My trip started with a delay from the Charlotte airport to New York. The problem was compounded because my once-a-day flight to Iceland was leaving before I was supposed to land. Ultimately, from my New York gate, I ran to a bus, rode across the tarmac and then ran down another concourse to be the last passenger to board. Breathing hard, I was incredibly glad I only had two bags – one backpack and one duffle – no checked baggage!
Over the next ten days I was glad for little luggage and one very weather-tight camera with plenty of batteries and warm clothing. It took a single day to fall in love with this very unique country and its incredible history.

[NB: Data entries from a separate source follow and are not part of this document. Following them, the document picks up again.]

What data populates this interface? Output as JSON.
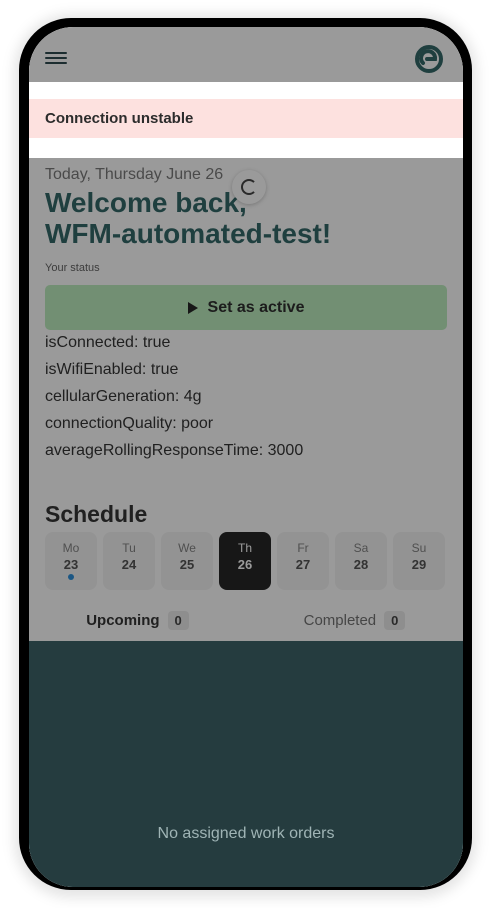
{
  "banner": {
    "message": "Connection unstable"
  },
  "header": {
    "menu_icon": "hamburger-menu-icon",
    "logo_icon": "app-logo-icon"
  },
  "greeting": {
    "date": "Today, Thursday June 26",
    "line1": "Welcome back,",
    "line2": "WFM-automated-test!"
  },
  "status": {
    "label": "Your status",
    "button_label": "Set as active"
  },
  "diagnostics": [
    "isConnected: true",
    "isWifiEnabled: true",
    "cellularGeneration: 4g",
    "connectionQuality: poor",
    "averageRollingResponseTime: 3000"
  ],
  "schedule": {
    "title": "Schedule",
    "days": [
      {
        "name": "Mo",
        "date": "23",
        "has_dot": true,
        "selected": false
      },
      {
        "name": "Tu",
        "date": "24",
        "has_dot": false,
        "selected": false
      },
      {
        "name": "We",
        "date": "25",
        "has_dot": false,
        "selected": false
      },
      {
        "name": "Th",
        "date": "26",
        "has_dot": false,
        "selected": true
      },
      {
        "name": "Fr",
        "date": "27",
        "has_dot": false,
        "selected": false
      },
      {
        "name": "Sa",
        "date": "28",
        "has_dot": false,
        "selected": false
      },
      {
        "name": "Su",
        "date": "29",
        "has_dot": false,
        "selected": false
      }
    ]
  },
  "tabs": {
    "upcoming": {
      "label": "Upcoming",
      "count": "0"
    },
    "completed": {
      "label": "Completed",
      "count": "0"
    }
  },
  "empty_state": "No assigned work orders",
  "colors": {
    "brand_teal": "#1f5a5a",
    "active_button": "#b6ecb8",
    "banner_bg": "#fde1df",
    "dot_blue": "#1a86d8"
  }
}
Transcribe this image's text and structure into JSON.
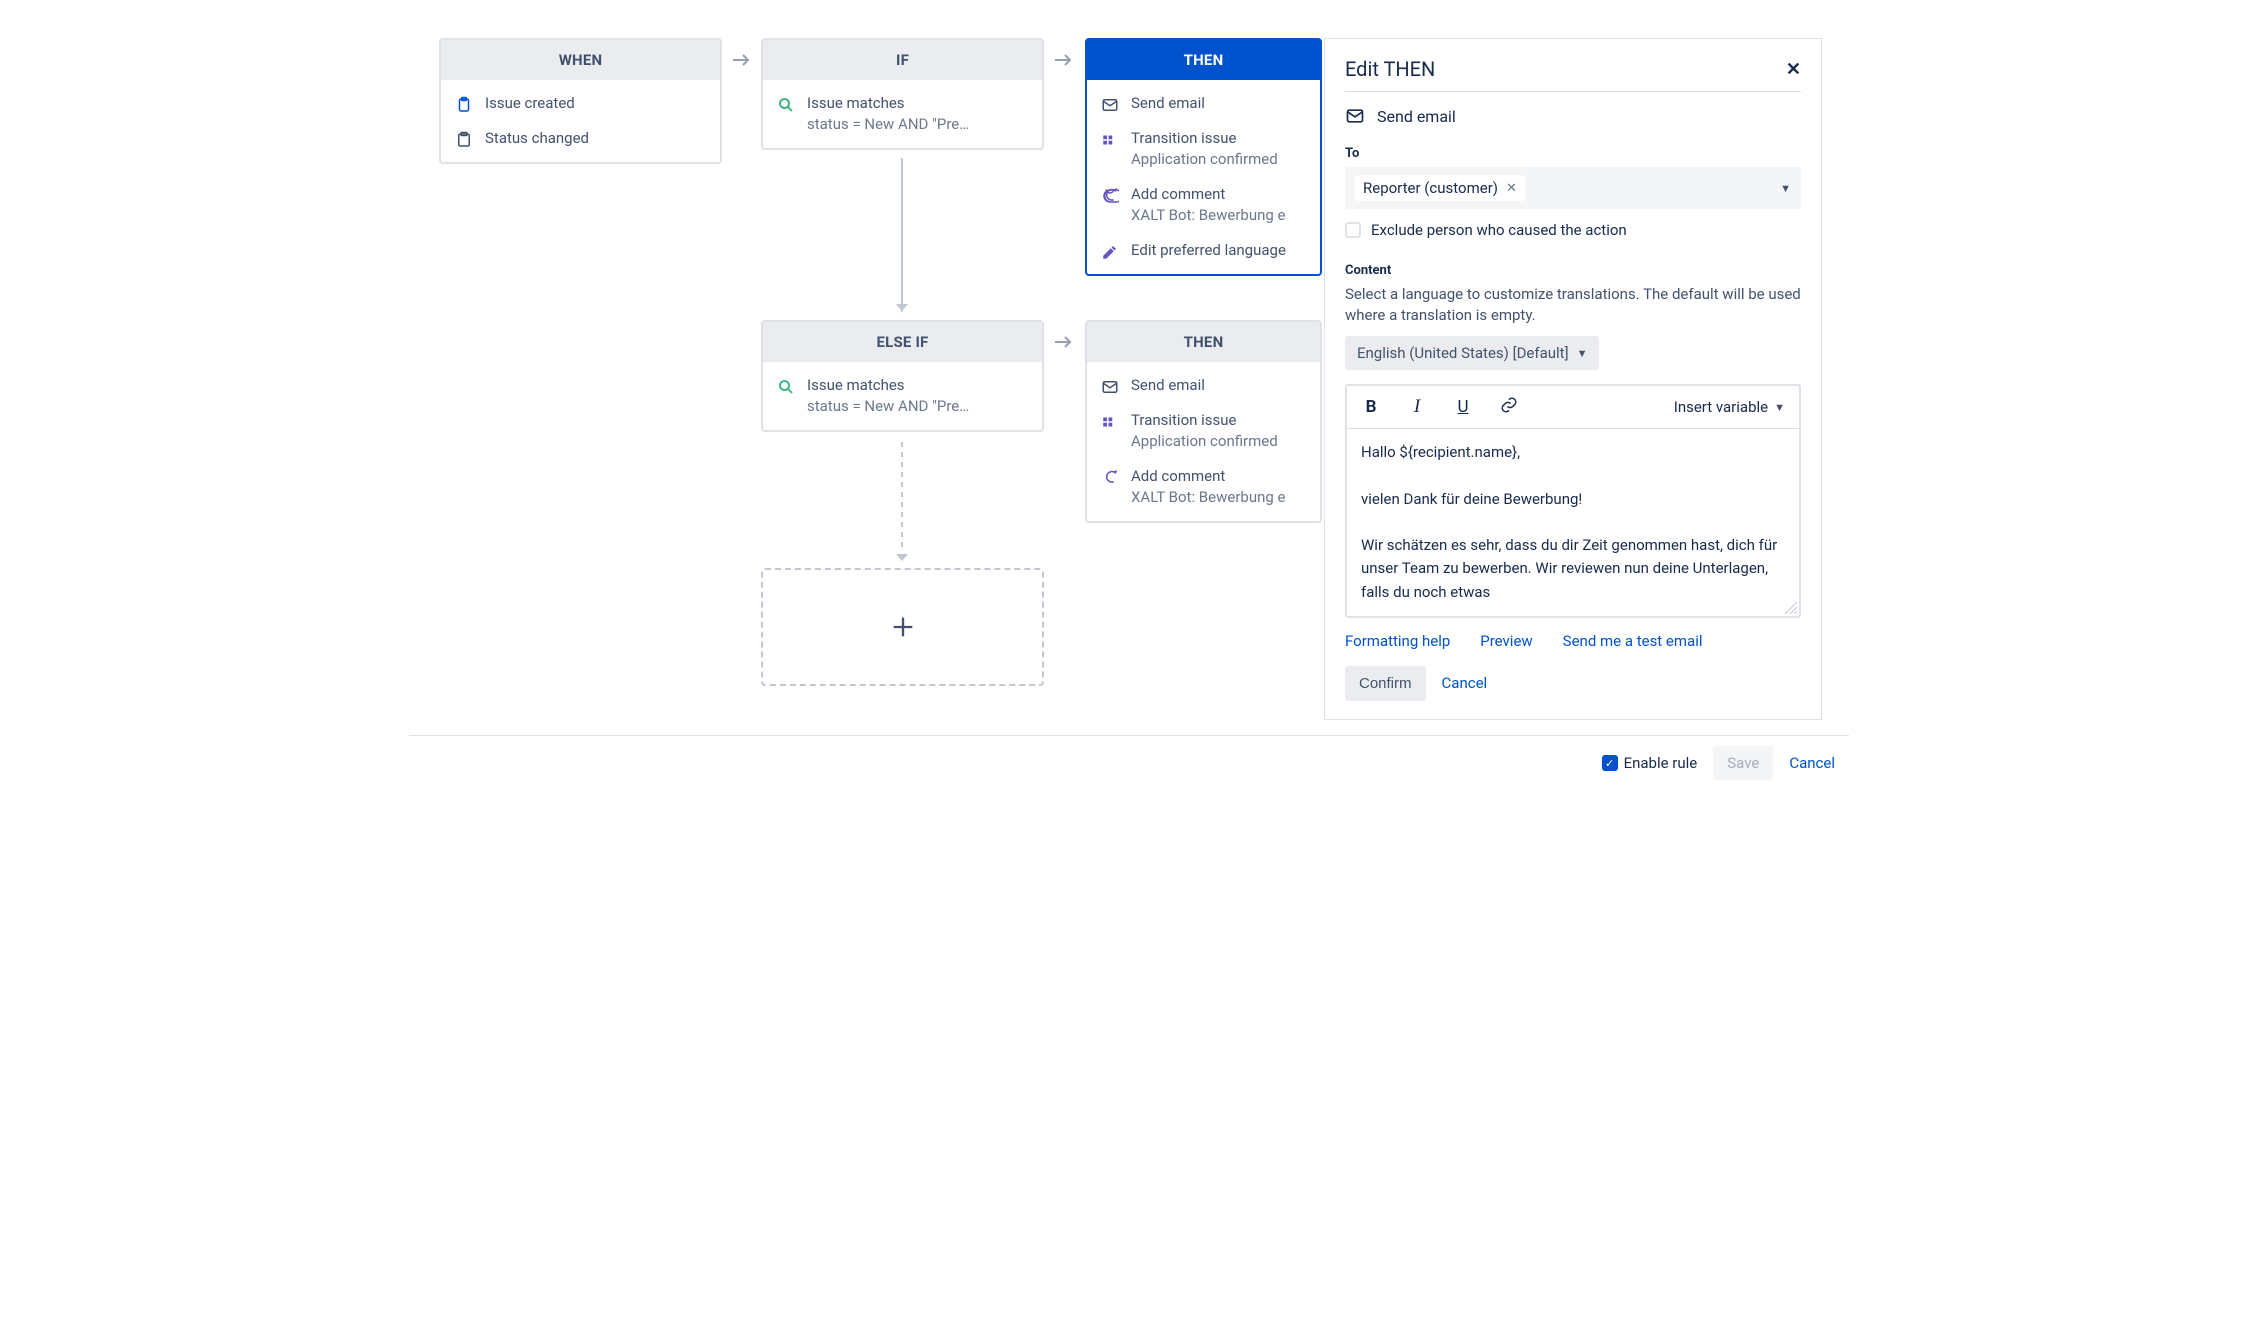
{
  "when": {
    "header": "WHEN",
    "items": [
      {
        "icon": "clipboard-icon",
        "label": "Issue created"
      },
      {
        "icon": "status-icon",
        "label": "Status changed"
      }
    ]
  },
  "if": {
    "header": "IF",
    "condition_label": "Issue matches",
    "condition_sub": "status = New AND \"Pre…"
  },
  "then1": {
    "header": "THEN",
    "actions": [
      {
        "icon": "mail-icon",
        "label": "Send email",
        "sub": ""
      },
      {
        "icon": "transition-icon",
        "label": "Transition issue",
        "sub": "Application confirmed"
      },
      {
        "icon": "comment-icon",
        "label": "Add comment",
        "sub": "XALT Bot: Bewerbung e"
      },
      {
        "icon": "edit-icon",
        "label": "Edit preferred language",
        "sub": ""
      }
    ]
  },
  "elseif": {
    "header": "ELSE IF",
    "condition_label": "Issue matches",
    "condition_sub": "status = New AND \"Pre…"
  },
  "then2": {
    "header": "THEN",
    "actions": [
      {
        "icon": "mail-icon",
        "label": "Send email",
        "sub": ""
      },
      {
        "icon": "transition-icon",
        "label": "Transition issue",
        "sub": "Application confirmed"
      },
      {
        "icon": "comment-icon",
        "label": "Add comment",
        "sub": "XALT Bot: Bewerbung e"
      }
    ]
  },
  "panel": {
    "title": "Edit THEN",
    "action_label": "Send email",
    "to_label": "To",
    "to_chip": "Reporter (customer)",
    "exclude_label": "Exclude person who caused the action",
    "content_label": "Content",
    "content_hint": "Select a language to customize translations. The default will be used where a translation is empty.",
    "language": "English (United States) [Default]",
    "insert_variable": "Insert variable",
    "body": "Hallo ${recipient.name},\n\nvielen Dank für deine Bewerbung!\n\nWir schätzen es sehr, dass du dir Zeit genommen hast, dich für unser Team zu bewerben. Wir reviewen nun deine Unterlagen, falls du noch etwas",
    "links": {
      "formatting": "Formatting help",
      "preview": "Preview",
      "test": "Send me a test email"
    },
    "confirm": "Confirm",
    "cancel": "Cancel"
  },
  "footer": {
    "enable": "Enable rule",
    "save": "Save",
    "cancel": "Cancel"
  }
}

Just as great was the four months leading up to the trip – planning what gear to take, thinking about what I would learn about landscape photography, and researching the history of this tiny country. Best of all, my expectations were exceeded in every way.
I have a background that includes photography. I dabbled in high school as the yearbook photographer and I taught black and white film photography at UNC Chapel Hill. Keep in mind that film photography was a physics course with chemistry thrown in. Today, journalism departments teach digital photography focusing more on the artistic process. Yet the one common theme from darkroom days to today is that I love to learn about photography and improve my craft. It’s no wonder, then, the largest source of my learning is surrounding myself with photographers that have better skills than mine.
A great resource for learning is attending a photography workshop. This workshop in Iceland gave me an opportunity to step-up my skills. Five months later I’m still culling my images to try and create a 50 to 80 image book that contains the best images from the trip. Needless to say, I’m still going through images to pick the final group.